The most amazing part of this experience was the collection of stories that were told throughout the weekend. In fact, the story of the camp’s origin is quite interesting in and of itself, but one for another time. Barry Peterson (a Bikram yoga instructor, West Point grad, and veteran), the amazing Jane and Jake Kartsch (owners of Bikram Yoga Bronx), and I had been going back and forth for months working on how we can create an impactful event. That Friday evening, we all met each other for the first time. Barry had flown in from Reno. Nikki (another Bikram yoga instructor), JJ Star (filmmaker) and I flew in from Chicago. Soon, camp attendees started to trickle in, followed by lots of hugging. That’s when it really hit me. This weekend wasn’t just about yoga, it was about bringing people together. A few observations stood out to me as I watched this group of veterans meet and interact for the first time. One, I realized how easy it is to pass a veteran on the street, yet have no understanding of what they’ve done for our country. Two, it’s obvious that veterans come from a strong community of brothers and sisters who have served together.
For some, this loss of community is one of the more difficult aspects of civilian life to cope with. For example, Kathy (LTC, Retired) had lost her sight back in 2008 due to an explosion. On her way to the camp she was asked why she joined the Army as opposed to staying stateside to raise a family. She, along with so many other vets that weekend, had to explain her story to those who just can’t understand why they would give up so much and put themselves into very difficult environments. She joined because she loved her country—she longed to serve and give back. Because of this, she jumps at any opportunity to be among like-minded individuals.

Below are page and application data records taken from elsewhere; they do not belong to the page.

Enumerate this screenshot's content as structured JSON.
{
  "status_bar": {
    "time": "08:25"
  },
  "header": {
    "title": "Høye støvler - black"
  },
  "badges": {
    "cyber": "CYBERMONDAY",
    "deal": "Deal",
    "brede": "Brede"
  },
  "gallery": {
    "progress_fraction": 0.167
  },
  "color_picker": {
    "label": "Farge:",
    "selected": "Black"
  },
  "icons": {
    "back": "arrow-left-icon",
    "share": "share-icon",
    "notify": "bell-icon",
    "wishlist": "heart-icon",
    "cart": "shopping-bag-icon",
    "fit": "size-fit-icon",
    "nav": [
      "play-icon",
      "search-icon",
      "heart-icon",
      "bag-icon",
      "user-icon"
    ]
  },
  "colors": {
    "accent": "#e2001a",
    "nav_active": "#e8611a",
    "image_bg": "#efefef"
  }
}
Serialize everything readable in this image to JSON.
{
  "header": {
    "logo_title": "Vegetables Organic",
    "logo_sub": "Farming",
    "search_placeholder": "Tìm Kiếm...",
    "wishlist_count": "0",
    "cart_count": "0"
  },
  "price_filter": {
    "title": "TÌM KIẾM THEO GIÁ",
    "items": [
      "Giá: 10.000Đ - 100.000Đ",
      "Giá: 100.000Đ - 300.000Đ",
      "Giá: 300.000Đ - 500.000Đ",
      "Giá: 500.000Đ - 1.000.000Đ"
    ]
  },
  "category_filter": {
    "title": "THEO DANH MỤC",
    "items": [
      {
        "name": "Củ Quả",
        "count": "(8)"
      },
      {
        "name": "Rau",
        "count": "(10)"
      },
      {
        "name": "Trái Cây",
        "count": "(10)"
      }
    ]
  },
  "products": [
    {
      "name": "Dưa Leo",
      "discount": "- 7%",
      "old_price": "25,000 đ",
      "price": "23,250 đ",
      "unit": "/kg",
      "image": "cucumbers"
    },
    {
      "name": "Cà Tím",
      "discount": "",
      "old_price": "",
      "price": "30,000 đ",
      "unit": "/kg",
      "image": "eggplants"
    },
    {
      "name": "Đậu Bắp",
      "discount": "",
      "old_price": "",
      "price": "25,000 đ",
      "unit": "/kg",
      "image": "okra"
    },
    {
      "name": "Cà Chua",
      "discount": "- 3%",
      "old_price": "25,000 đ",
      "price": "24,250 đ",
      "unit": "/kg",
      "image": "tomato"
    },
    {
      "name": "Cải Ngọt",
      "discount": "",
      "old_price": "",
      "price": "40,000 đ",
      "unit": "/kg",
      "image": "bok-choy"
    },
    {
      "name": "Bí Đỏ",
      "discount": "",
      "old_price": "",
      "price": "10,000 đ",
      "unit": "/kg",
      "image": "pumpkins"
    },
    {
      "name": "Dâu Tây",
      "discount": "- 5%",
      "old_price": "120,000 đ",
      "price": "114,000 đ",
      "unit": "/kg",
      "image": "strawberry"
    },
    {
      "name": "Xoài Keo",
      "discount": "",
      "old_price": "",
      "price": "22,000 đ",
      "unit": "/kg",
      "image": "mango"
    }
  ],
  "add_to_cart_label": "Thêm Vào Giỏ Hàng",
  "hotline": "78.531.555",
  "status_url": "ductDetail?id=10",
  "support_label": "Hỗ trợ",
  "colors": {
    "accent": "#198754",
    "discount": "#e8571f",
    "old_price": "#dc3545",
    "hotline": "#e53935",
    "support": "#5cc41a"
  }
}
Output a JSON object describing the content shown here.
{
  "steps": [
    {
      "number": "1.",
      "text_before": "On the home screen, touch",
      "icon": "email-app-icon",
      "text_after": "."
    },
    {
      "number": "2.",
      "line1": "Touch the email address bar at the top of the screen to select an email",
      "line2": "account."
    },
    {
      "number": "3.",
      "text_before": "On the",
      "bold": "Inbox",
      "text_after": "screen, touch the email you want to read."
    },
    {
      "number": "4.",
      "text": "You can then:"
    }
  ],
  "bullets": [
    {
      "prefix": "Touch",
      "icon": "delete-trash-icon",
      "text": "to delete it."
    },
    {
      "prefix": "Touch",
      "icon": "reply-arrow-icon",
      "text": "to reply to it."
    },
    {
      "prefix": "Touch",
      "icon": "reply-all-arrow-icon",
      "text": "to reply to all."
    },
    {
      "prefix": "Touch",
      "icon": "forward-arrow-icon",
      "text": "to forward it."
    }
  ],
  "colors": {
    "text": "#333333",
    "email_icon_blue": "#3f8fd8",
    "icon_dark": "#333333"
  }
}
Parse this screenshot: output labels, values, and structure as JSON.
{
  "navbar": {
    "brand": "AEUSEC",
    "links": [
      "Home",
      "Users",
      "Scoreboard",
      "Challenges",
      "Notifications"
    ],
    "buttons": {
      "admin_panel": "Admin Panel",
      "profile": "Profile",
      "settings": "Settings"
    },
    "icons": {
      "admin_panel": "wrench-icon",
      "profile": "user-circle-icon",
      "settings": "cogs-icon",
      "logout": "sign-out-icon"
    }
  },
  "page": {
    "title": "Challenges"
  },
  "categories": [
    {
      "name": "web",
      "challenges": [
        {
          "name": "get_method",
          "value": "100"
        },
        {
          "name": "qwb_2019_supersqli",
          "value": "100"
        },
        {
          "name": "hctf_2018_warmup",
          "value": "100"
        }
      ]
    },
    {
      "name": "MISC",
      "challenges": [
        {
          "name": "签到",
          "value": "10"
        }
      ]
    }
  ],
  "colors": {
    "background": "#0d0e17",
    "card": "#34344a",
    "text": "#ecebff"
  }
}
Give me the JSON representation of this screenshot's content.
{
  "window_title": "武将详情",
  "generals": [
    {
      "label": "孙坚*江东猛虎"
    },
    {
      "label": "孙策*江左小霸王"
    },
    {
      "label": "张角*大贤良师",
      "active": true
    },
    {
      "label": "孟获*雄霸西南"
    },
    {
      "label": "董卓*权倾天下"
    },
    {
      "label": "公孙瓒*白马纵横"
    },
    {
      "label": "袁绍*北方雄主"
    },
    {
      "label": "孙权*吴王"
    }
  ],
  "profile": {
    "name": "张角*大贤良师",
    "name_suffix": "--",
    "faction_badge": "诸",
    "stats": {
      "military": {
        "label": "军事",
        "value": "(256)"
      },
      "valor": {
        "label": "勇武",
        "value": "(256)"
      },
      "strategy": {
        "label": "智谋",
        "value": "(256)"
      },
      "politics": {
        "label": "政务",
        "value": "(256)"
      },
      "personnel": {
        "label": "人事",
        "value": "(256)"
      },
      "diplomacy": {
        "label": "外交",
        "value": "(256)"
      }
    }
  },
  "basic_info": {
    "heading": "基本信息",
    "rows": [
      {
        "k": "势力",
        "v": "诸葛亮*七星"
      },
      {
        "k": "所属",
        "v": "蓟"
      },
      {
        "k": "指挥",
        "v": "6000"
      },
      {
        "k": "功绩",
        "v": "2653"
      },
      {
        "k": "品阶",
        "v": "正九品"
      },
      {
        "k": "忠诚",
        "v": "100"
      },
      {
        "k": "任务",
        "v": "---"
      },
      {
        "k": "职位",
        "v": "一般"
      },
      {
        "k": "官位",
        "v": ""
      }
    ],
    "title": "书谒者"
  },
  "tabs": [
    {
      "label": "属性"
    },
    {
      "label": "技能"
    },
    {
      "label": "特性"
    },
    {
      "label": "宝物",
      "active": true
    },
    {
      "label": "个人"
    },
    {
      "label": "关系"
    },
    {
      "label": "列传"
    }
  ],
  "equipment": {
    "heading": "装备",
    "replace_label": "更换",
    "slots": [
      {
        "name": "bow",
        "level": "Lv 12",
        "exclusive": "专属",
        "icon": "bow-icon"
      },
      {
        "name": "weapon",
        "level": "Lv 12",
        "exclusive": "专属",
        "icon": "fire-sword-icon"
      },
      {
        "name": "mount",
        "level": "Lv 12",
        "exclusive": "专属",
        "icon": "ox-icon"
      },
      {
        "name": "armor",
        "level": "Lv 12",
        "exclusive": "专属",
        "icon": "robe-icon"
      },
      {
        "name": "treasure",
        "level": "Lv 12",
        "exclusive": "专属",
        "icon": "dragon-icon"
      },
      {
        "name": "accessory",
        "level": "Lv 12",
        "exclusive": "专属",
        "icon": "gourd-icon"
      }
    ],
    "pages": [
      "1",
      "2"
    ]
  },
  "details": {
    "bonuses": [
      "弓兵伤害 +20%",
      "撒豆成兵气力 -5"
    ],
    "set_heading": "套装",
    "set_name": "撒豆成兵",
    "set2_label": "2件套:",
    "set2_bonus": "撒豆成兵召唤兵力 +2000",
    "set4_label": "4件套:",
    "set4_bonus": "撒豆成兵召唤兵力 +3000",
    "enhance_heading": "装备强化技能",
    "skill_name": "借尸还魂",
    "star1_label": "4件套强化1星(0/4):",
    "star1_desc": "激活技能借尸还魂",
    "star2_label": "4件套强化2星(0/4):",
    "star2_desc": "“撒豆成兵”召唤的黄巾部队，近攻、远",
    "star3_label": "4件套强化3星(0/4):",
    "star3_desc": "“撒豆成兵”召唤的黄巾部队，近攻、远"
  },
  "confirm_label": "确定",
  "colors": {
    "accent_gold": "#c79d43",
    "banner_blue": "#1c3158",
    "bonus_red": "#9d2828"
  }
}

In the yoga room, we had siblings and friends, civilians and vets, new and experienced yogis all coming together to take a step toward a healthier lifestyle. One of the beautiful things about Bikram yoga is the consistency it provides. You can go to any Bikram studio in the world and it’s the same 26 postures done in the same order. The class is silent except for the steady dialogue of the teacher. It provides a sense of unity with everyone in the room and at the same time allows for an internal focus as you practice. That internal focus can be one of the hardest parts especially for someone who might have PTSD. The camp created an environment that was accommodating to attendees overcoming this type of internal struggle. Veterans could pull from the support of those around them, knowing that they were not alone in dealing with symptoms of PTSD. Once you overcome one class, you know that you can go back and do it again.
Since the camp was an introduction to Bikram yoga, the first class was quite an eye-opener. With thirty people filling an already heated room, the experience is bound to be intense. Bikram yoga is about pushing yourself both mentally and physically while listening to your body. You don’t modify from the practice, you do what your body can do and slowly push yourself to improve. On the second day, there were concerns about attending class again. I remember Barry saying how the camp was a special opportunity—a safe place. When everyone returns home, exceptions won’t be made for these veterans. The camp and its staff were there to provide an opportunity to allow its attendees to overcome personal obstacles. The choice to continue or not was one’s own. The staff was not going to force anyone, but rather provide an opportunity.
Everyone stayed and took the class that evening. When it was over, words could not describe the sense of happiness and accomplishment that carried through the rest of the camp. I can’t wait until the next camp. That weekend was proof that this was just a small step in the right direction and I feel so honored that Team RWB was able to provide this opportunity for me to be a part of it. Many lives were changed, including my own.